**Work request**
Determine the number of lines in the data below that hold "Serviços"; give nothing but that number.

*** Opening of Study material ***

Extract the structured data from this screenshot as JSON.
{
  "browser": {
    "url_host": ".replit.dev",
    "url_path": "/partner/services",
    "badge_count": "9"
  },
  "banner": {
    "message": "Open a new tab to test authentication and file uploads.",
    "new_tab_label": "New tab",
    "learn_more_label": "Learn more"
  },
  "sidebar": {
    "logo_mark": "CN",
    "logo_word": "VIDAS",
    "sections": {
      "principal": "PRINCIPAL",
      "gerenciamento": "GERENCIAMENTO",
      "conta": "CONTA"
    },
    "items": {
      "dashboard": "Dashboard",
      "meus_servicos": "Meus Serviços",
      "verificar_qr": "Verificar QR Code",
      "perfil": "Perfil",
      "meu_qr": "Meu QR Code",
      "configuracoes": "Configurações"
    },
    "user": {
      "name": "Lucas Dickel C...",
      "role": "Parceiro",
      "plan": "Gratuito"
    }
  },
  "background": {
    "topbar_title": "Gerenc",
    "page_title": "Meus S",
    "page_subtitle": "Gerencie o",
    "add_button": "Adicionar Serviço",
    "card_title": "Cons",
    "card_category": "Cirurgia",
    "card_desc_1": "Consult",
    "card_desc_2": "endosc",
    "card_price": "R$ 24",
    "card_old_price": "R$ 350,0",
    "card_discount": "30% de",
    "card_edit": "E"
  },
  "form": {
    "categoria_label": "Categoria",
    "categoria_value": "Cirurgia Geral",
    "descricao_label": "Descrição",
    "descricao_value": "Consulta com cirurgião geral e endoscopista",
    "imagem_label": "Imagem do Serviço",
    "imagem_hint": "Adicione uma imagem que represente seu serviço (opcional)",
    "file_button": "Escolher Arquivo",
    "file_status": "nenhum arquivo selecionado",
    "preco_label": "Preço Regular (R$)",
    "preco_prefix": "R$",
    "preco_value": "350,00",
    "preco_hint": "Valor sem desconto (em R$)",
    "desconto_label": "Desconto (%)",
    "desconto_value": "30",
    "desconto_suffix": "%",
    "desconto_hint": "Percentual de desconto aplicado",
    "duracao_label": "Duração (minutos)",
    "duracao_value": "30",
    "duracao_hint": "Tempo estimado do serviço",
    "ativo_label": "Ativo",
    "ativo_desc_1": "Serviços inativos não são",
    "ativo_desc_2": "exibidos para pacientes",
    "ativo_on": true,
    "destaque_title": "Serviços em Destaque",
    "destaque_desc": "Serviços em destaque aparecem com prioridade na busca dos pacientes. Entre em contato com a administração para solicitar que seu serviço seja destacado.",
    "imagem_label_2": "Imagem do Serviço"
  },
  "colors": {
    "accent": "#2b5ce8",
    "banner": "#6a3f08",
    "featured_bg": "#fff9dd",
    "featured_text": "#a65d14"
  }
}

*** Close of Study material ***

**Task result**
4